The World Health Organization on Monday announced the outcome of its ethical deliberations. It found that, in certain circumstances, it was ethically permissible to use unproven drugs on Ebola patients.
It then listed ethical criteria. These included transparency about all aspects of care, informed consent, freedom of choice, confidentiality, respect for the person, preservation of dignity and involvement of the community.

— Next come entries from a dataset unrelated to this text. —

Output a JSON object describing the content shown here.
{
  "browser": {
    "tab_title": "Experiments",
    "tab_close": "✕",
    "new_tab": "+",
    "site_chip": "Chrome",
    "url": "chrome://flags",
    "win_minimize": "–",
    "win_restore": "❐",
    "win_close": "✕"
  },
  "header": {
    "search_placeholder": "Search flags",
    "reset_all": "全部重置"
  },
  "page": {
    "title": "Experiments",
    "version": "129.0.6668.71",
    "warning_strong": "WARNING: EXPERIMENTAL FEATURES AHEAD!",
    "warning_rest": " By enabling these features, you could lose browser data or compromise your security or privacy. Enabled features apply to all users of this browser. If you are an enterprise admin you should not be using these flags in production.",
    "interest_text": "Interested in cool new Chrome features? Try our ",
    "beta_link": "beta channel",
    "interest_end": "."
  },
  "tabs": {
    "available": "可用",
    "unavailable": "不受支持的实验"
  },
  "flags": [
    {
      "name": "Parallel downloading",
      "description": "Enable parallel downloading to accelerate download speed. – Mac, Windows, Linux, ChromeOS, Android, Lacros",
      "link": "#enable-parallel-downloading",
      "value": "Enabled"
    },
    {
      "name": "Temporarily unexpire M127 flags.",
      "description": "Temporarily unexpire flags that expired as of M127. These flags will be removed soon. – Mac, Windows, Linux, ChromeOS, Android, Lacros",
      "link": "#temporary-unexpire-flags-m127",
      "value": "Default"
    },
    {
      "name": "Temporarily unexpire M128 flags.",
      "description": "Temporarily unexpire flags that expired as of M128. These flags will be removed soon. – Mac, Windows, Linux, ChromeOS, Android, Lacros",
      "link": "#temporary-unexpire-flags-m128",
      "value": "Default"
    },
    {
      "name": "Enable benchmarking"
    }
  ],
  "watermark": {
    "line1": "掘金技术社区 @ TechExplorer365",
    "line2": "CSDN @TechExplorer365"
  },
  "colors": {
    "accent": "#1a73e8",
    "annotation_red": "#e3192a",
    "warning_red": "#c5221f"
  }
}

These are laudable principles but what do they actually mean in practice? The devil is in the detail. If you broke your ankle after slipping on coffee in a hotel, and asked a lawyer if you would win a case against the hotel, you would be frustrated if the lawyer simply recited a legal principle: “the hotel owes you a duty to take reasonable care to see that you are reasonably safe in using the premises”. You want to know whether, in your case, the hotel did take reasonable care. To resolve your problem, the legal principle must be applied to the facts.
Similarly, the WHO’s principles are of limited value in isolation. Take ‘transparency about all aspects of care’. Will there be regular reports presented to the public on patient progress? If so, there is a potential tension with the principle of confidentiality, unless the patients waive their right to confidentiality. Does transparency mean that the identity of the ‘chosen few’ selected to have the drug will be known to others?

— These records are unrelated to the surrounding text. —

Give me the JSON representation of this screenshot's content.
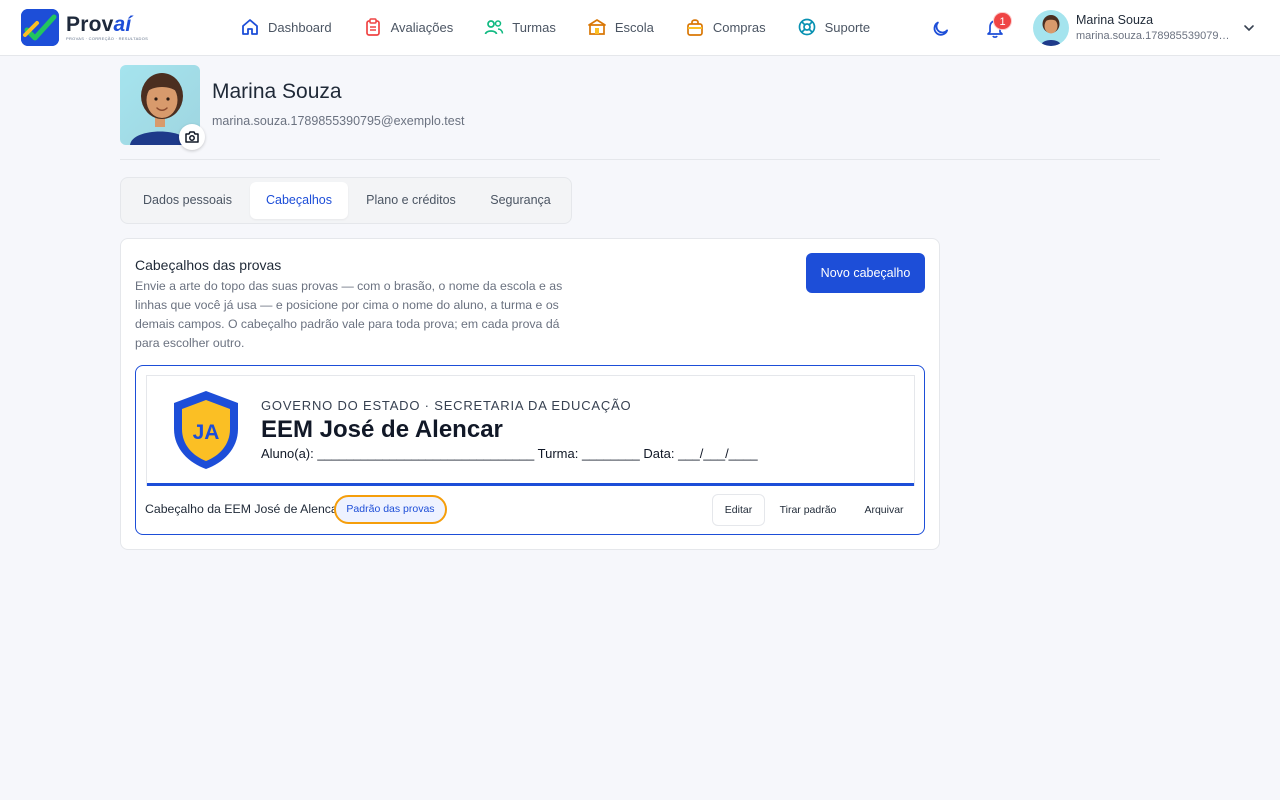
{
  "app": {
    "name_main": "Prov",
    "name_accent": "aí",
    "tagline": "PROVAS · CORREÇÃO · RESULTADOS"
  },
  "nav": {
    "items": [
      {
        "label": "Dashboard",
        "icon": "home-icon"
      },
      {
        "label": "Avaliações",
        "icon": "clipboard-icon"
      },
      {
        "label": "Turmas",
        "icon": "users-icon"
      },
      {
        "label": "Escola",
        "icon": "school-icon"
      },
      {
        "label": "Compras",
        "icon": "shopping-bag-icon"
      },
      {
        "label": "Suporte",
        "icon": "lifebuoy-icon"
      }
    ]
  },
  "notifications": {
    "count": "1"
  },
  "user": {
    "name": "Marina Souza",
    "email": "marina.souza.1789855390795@exemplo.test"
  },
  "tabs": [
    {
      "label": "Dados pessoais",
      "active": false
    },
    {
      "label": "Cabeçalhos",
      "active": true
    },
    {
      "label": "Plano e créditos",
      "active": false
    },
    {
      "label": "Segurança",
      "active": false
    }
  ],
  "card": {
    "title": "Cabeçalhos das provas",
    "description": "Envie a arte do topo das suas provas — com o brasão, o nome da escola e as linhas que você já usa — e posicione por cima o nome do aluno, a turma e os demais campos. O cabeçalho padrão vale para toda prova; em cada prova dá para escolher outro.",
    "new_button": "Novo cabeçalho"
  },
  "header_item": {
    "preview": {
      "crest_initials": "JA",
      "government": "GOVERNO DO ESTADO · SECRETARIA DA EDUCAÇÃO",
      "school": "EEM José de Alencar",
      "fields": "Aluno(a): ______________________________ Turma: ________ Data: ___/___/____"
    },
    "label": "Cabeçalho da EEM José de Alencar",
    "default_badge": "Padrão das provas",
    "actions": {
      "edit": "Editar",
      "unset_default": "Tirar padrão",
      "archive": "Arquivar"
    }
  },
  "colors": {
    "brand": "#1d4ed8",
    "badge_outline": "#f59e0b",
    "notification": "#ef4444",
    "crest_gold": "#fbbf24"
  }
}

How can confidentiality be guaranteed in countries where this principle is not as valued as in the United Kingdom or America? Is it realistic to believe that whoever gets the drug will remain anonymous? If the patient is likely to be identified, this needs to form part of the informed consent process. They may be the focus of intense media attention.
In respect of ‘freedom of choice’, what if dozens of people want the experimental drug but only a few get it? For the unlucky majority, there will be no choice. If freedom of choice simply means the ability to refuse treatment, then it states the obvious.

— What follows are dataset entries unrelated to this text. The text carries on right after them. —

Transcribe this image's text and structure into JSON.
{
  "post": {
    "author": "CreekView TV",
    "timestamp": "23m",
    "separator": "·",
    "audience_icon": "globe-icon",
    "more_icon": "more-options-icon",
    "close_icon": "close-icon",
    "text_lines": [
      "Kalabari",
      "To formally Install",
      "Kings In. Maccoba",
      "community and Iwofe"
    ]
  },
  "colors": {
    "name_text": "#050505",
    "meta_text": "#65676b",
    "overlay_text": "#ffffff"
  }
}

As for ‘involvement of the community’, how is ‘community’ defined and to what extent will it be truly involved in these decisions? Will there be selection committees deciding who is best suited for the experiment?
Informed consent is another Western ethical concept that does not transpose well into some African communities. In parts of Africa, it is not the individual patient who decides but the family, or the head of the family, or even the village chief. Will all prospective volunteers understand that the world’s media may be at their hospital door, waiting for news, for the duration of their illness, that their families and communities may also be subject to media attention, that their case may be written up in a medical journal, that they are taking part in a clinical trial, that the harms and benefits of the drug are largely unknown, and that if things go wrong, the medical team may not know how to respond.
The ‘preservation of dignity’ is another fine-sounding notion but it already forms part of the ethical duties of healthcare workers. It also sits uneasily with the principle of transparency.
The main risk of providing an untested drug is causing more harm than good. The harm is not limited to the individual patient whose dying days may be prolonged or more painful as a result of the drug, or who died but would have otherwise survived, but the broader harm to the control effort. In Ebola epidemics, trust in the aid workers is key to controlling the outbreak. There is a distinct possibility that the use of untested drugs will backfire, causing greater distrust and animosity towards those who are trying to help. The relationship between health workers and the local population is already tense in places. That is why local knowledge, and a historical understanding of how such efforts have backfired in the past, is so crucial to the development and implementation of an ethical and effective treatment protocol.
Ultimately, the value of the WHO’s ethics meeting will be judged by the aid workers on the front line.
Dr Daniel Sokol, PhD, is a medical ethicist and barrister specialising in clinical negligence and personal injury.